    Conservative Christians sometimes condemn this as a willingness to abandon a Gospel that preaches sin and salvation, in the interests of appeasing the secular world. Yet, the passage from Paul’s Letter to the Romans that serves as this week's epistle, does provide biblical support for non-judgmentalism. The disagreement Paul writes about – whether or not to eat meat that had been sacrificed to idols -- is not one that concerns us today. But the advice he bases upon it has much wider application.
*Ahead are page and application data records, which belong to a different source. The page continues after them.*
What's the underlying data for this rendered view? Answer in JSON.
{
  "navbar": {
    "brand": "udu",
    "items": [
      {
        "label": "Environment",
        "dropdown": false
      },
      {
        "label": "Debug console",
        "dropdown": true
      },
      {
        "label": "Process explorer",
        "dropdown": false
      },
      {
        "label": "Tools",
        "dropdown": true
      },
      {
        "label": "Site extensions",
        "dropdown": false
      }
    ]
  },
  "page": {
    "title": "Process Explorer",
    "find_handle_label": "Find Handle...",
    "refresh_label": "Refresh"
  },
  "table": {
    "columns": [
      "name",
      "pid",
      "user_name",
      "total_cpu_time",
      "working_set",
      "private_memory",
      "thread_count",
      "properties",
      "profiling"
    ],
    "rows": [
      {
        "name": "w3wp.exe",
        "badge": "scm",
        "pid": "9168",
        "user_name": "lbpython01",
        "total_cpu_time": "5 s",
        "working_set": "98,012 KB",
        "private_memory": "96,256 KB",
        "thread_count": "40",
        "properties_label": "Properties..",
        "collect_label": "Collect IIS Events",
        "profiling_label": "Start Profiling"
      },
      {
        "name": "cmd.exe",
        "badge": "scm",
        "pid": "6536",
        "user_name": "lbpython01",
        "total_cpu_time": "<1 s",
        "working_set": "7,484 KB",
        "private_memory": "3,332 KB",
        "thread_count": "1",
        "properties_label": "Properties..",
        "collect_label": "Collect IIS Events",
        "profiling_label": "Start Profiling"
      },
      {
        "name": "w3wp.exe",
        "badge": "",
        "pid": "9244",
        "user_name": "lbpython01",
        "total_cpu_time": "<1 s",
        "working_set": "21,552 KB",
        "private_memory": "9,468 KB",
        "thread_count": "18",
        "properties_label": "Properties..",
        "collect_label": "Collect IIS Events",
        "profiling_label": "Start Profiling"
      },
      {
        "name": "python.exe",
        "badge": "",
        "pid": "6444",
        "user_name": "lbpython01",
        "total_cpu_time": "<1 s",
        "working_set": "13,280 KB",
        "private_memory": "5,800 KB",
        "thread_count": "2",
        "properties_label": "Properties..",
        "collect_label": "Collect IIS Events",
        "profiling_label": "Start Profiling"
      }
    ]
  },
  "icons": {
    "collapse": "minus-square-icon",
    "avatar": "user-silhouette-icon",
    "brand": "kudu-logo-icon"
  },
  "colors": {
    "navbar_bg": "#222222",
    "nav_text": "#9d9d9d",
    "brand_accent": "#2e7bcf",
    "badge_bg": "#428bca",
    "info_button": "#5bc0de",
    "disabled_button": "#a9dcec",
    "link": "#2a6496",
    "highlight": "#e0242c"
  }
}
Though we ought to be firm in our own convictions, we ought not to pass judgment on, still less despise, those who disagree with us. The Gospel passage puts the same thought in the wider context of those who harm us. Forgiveness is ‘seventy times seven’ more important than retribution, however natural the desire for this may be. Here we have a truth that everyone has reason to welcome, if we are not to fall into the rank hypocrisy of the indebted slave.

    To this extent then, biblical teaching coincides with contemporary liberal opinion. At the same time, the wholesale rejection of ‘judgmentalism’ conflicts with a key element in these readings -- that human beings are indeed under judgment, both for what they believe and for what they do. 

    Old Slave -- Anatol Petrytsky
    No one really thinks otherwise. Racist beliefs, for instance, are almost always rooted in falsehoods, and their fruits, especially when sincerely held, are inevitably evil. Paul's point, though, is that Christians – even in this kind of case -- ought to be very careful that they are not trying to preempt God’s judgment. ‘Why do you pass judgment on your brother or sister?” he cautions his readers. So he takes his stand against human judgmentalism, and yet immediately places it in a larger theological context : “For we will all stand before the judgment seat of God”. 

    The Gospel story of the hypocritical slave, let it be noted, ends with his being “tortured” as an act of justice. In the past Christians have been very ready to usurp God’s justice and do the torturing themselves. Nowadays, perhaps, they are more likely to make the opposite mistake -- presuming upon God’s mercy. The difficult thing is both to witness to the solemn truth that “each of us will be accountable to God”, and to do so in a spirit of love rather than loathing.

    Monday, September 11, 2017

    HOLY CROSS 2017

    Legend has it that in 326 AD, during a pilgrimage she made to Jerusalem, Saint Helena, the mother of the Roman Emperor Constantine the Great, discovered  the True Cross of Jesus . She ordered a church to be built at the site of the discovery. On Sept 14 635 AD a portion of the Cross was carried into the newly consecrated 'Church of the Holy Sepulchre'. Since that time Sept 14  has been a red letter day in the Christian Calendar. Holy Cross Day invites us to meditate on the deeply mysterious fact that God chose an instrument of tortured death to be the means of salvation.
    Many poems and hymns have taken the Cross as their central image. One of the best known is by the 19th century Scotswoman, Elizabeth Cleophane. She died at the age of 39, having written a number of memorable Christian poems that were published only after her death. The first and last verses of her hymn to the Cross speak to the place of Christian faith in an uneventful life.

    Recognition of the True Cross -- Francesca
    Beneath the cross of Jesus
    I fain would take my stand,
    The shadow of a mighty rock
    Within a weary land;
    A home within the wilderness,
    A rest upon the way,
    From the burning of the noontide heat,
    And the burden of the day.


    I take, O cross, thy shadow
    For my abiding place;
    I ask no other sunshine
    Than the sunshine of His face;
    Content to let the world go by,
    To know no gain or loss,
    My sinful self my only shame,
    My glory all the cross.



     
    Collect for Holy Cross Day
    Almighty God, whose Son our Savior Jesus Christ was lifted high upon the cross that he might draw the whole world to himself: Mercifully grant that we, who glory in the mystery of our redemption, may have grace to take up our cross and follow him; who lives and reigns with you and the Holy Spirit, one God, in glory everlasting. Amen.